- Believers should test the sermon against God’s Word. Paul praised the Bereans because they “searched the Scriptures daily” to see if Paul’s message lined up with Scripture (Acts 17:11). As Christians, we are to “test everything; hold fast what is good” (I Thessalonians 5:21). Ministers must not preach on their favorite topics, heart-warming stories, practical advice for better living, politics, or anything else – but only what the Lord says in Holy Scripture. A congregation can hold their minister accountable by carefully testing what he says.
- Believers should receive the sermon in a godly attitude. Continue reading →
Last December my grandfather died, and I had the privilege of explaining the Scriptures for the service. The funeral was held at Bethel Ev. Free Church in Fairmont, MN. My sermon text was Psalm 37:23 – 24:
The steps of a man are established by the LORD,
when he delights in his way;
though he fall, he shall not be cast headlong,
for the LORD upholds his hand.

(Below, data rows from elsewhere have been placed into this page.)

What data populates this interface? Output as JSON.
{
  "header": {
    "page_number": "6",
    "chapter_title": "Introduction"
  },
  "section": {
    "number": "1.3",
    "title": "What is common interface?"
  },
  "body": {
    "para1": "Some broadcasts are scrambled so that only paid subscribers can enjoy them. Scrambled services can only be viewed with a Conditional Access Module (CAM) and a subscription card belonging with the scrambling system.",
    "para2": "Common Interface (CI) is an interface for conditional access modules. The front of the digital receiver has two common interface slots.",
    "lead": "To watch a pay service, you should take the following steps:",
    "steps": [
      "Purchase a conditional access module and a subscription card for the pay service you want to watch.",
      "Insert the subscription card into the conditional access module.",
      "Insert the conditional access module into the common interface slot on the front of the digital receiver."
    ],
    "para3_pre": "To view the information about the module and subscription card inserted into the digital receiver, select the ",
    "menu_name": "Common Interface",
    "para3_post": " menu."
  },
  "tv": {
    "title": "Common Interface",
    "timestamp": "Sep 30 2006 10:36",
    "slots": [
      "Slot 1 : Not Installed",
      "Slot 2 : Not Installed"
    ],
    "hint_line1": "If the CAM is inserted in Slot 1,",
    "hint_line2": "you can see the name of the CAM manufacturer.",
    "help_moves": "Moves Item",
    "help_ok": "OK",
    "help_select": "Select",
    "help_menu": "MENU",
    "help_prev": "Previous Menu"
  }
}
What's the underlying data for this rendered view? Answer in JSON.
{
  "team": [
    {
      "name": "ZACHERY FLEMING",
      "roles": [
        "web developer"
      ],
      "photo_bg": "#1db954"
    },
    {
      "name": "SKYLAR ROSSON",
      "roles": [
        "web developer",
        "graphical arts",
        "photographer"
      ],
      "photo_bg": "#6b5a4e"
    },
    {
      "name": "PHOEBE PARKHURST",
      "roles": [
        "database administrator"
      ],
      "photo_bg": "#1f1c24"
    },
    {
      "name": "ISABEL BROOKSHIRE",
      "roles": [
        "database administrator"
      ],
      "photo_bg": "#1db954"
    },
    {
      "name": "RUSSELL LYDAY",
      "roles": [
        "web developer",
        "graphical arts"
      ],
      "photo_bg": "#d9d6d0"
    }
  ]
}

You can find the video on the sermon page at the bottom.
The sovereignty and freeness of grace are the principles of laborious activity, not the allowance of Anitnomian ease. Thus the doctrines of the Gospel not only explain the nature and obligation, but are themselves the principles – nay the only principles – of holiness. We must live every moment by faith, and as we live, we shall love – overcome the world – crucify sin – delight in the service of God. No mere precepts will extirpate the natural love of sin, or infuse this new bias in the heart. The doctrine of faith alone effects this mighty change, by exhibiting Christ as the source of life, and detailing all the exercises of holy practice, flowing from that life…
It is the promise, and not the precept; it is encouragement, and exaction; it is grace, and not nature, which consecrates a course of moral beauty and blessing, and convinces the believer, that, whether grace is to be exercised or duty discharged, he is eminently ‘God’s workmanship,’ the new man, which after God is created in righteousness and true holiness.
Charles Bridges The Christian Ministry (265-66) emphasis original